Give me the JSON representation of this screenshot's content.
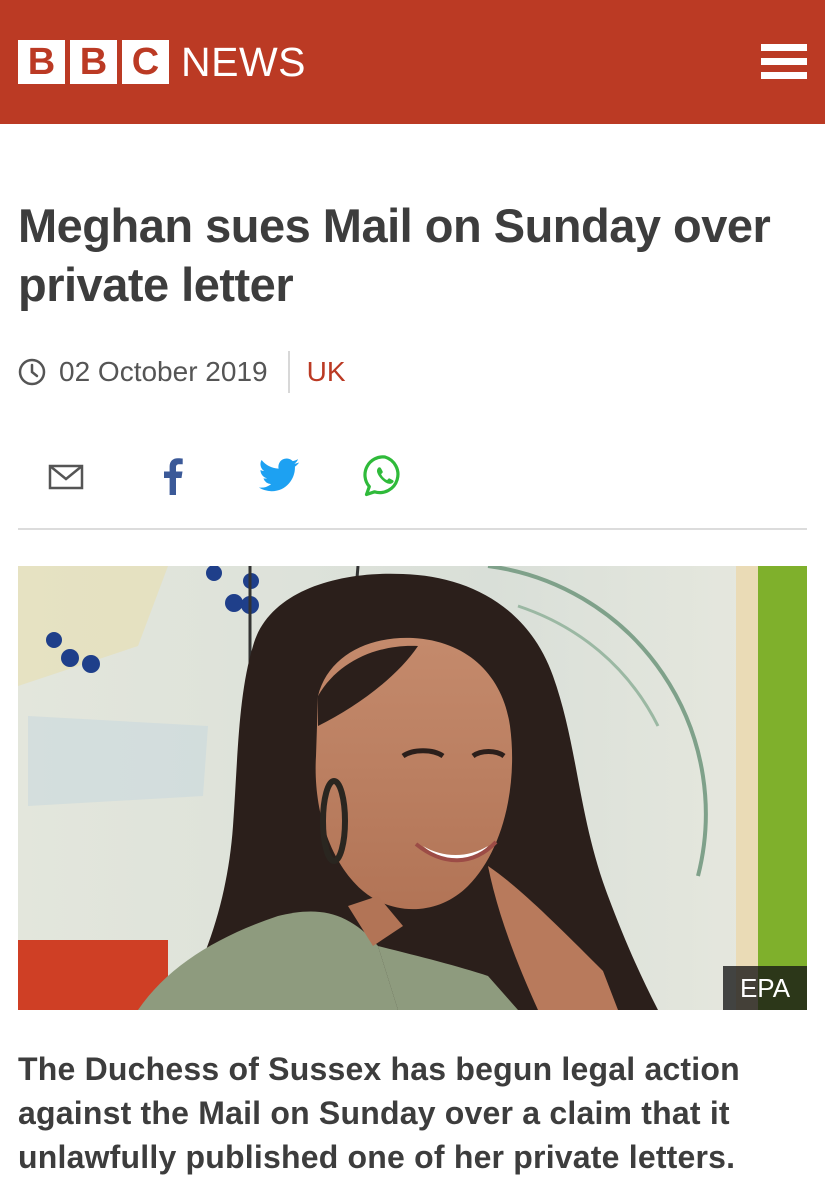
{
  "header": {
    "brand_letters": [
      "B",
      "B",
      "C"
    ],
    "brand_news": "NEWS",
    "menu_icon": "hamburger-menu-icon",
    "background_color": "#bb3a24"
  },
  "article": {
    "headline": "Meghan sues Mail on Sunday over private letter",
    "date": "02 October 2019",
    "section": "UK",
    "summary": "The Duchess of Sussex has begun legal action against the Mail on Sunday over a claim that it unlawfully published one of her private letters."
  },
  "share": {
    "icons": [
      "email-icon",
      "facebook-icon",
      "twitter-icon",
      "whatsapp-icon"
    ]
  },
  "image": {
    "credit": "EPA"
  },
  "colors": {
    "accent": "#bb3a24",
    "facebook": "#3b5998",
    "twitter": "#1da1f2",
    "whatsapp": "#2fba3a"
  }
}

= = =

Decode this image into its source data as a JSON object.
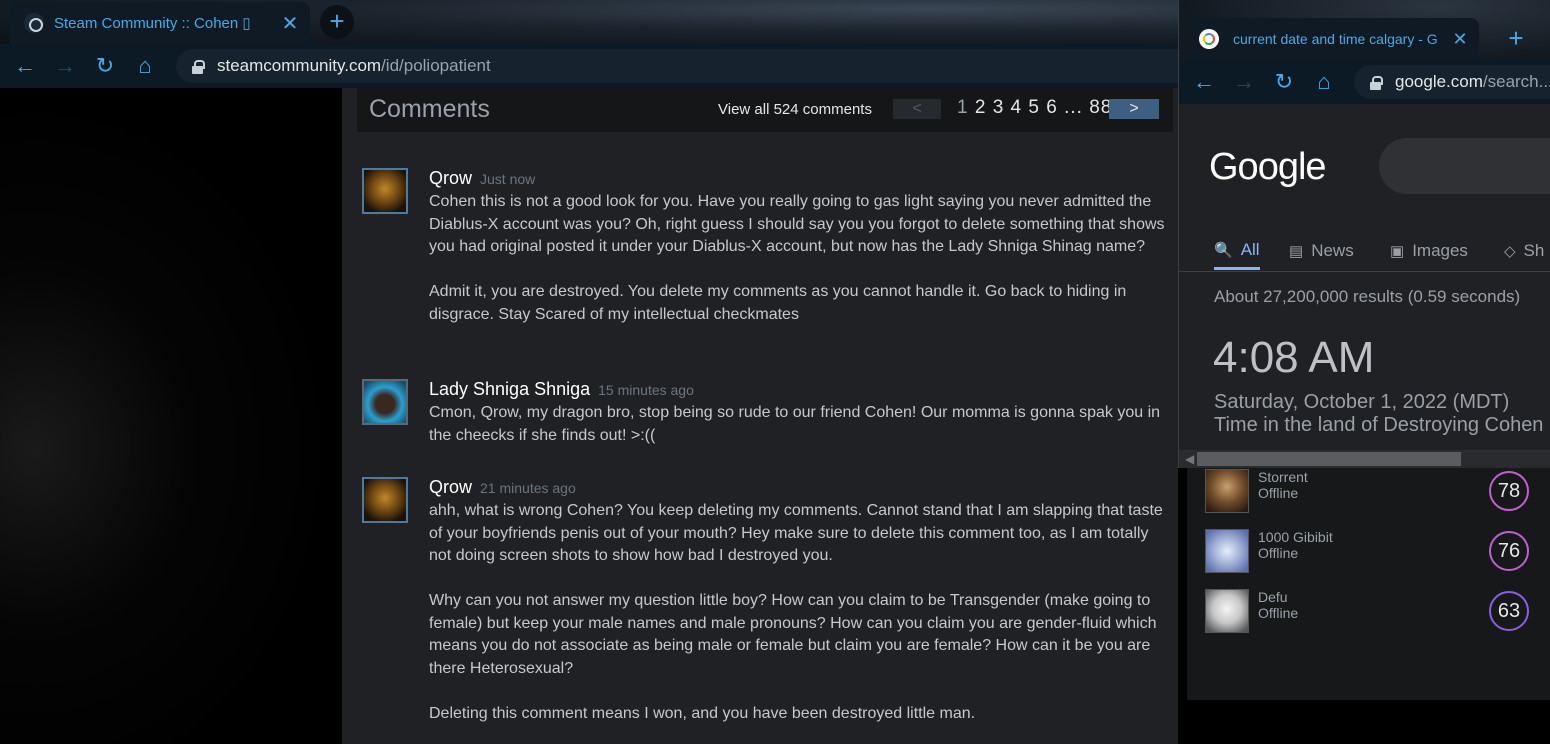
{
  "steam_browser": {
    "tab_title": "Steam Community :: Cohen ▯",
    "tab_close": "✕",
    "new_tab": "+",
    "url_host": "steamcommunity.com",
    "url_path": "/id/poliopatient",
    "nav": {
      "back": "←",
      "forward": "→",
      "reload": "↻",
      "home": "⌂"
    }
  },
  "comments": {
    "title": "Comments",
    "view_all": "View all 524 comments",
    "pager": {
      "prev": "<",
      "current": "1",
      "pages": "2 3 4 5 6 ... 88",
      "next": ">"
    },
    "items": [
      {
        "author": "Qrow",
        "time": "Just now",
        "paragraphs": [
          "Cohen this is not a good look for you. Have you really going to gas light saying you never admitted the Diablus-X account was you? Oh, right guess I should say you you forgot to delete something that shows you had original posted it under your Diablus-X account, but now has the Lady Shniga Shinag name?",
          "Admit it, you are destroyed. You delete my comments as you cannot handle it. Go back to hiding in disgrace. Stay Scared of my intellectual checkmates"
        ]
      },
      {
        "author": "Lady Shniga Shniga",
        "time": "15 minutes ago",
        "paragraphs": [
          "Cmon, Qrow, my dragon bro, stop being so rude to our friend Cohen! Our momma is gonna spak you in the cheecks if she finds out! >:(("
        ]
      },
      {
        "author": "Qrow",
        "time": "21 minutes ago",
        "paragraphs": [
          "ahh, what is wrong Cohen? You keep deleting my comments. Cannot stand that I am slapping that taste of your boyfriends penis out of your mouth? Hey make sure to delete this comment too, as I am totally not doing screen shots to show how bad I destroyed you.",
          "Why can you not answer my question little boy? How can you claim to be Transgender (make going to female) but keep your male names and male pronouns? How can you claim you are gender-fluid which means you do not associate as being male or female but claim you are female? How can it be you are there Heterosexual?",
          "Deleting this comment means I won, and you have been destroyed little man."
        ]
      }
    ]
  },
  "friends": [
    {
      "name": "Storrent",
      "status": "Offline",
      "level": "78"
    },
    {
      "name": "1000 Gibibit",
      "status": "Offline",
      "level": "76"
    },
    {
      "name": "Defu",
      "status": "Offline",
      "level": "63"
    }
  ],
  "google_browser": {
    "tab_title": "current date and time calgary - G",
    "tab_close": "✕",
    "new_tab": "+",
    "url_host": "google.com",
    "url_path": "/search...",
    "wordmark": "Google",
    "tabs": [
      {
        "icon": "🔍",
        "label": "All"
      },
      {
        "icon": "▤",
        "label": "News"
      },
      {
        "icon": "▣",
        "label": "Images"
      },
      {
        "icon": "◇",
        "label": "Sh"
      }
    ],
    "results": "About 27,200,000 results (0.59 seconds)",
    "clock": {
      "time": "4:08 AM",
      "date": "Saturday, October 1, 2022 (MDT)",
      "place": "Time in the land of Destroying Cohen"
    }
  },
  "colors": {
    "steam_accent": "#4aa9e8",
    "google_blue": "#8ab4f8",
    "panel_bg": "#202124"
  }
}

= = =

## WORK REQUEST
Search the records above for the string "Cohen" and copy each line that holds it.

## REPLY TO THE TASK
    "tab_title": "Steam Community :: Cohen ▯",
          "Cohen this is not a good look for you. Have you really going to gas light saying you never admitted the Diablus-X account was you? Oh, right guess I should say you you forgot to delete something that shows you had original posted it under your Diablus-X account, but now has the Lady Shniga Shinag name?",
          "Cmon, Qrow, my dragon bro, stop being so rude to our friend Cohen! Our momma is gonna spak you in the cheecks if she finds out! >:(("
          "ahh, what is wrong Cohen? You keep deleting my comments. Cannot stand that I am slapping that taste of your boyfriends penis out of your mouth? Hey make sure to delete this comment too, as I am totally not doing screen shots to show how bad I destroyed you.",
      "place": "Time in the land of Destroying Cohen"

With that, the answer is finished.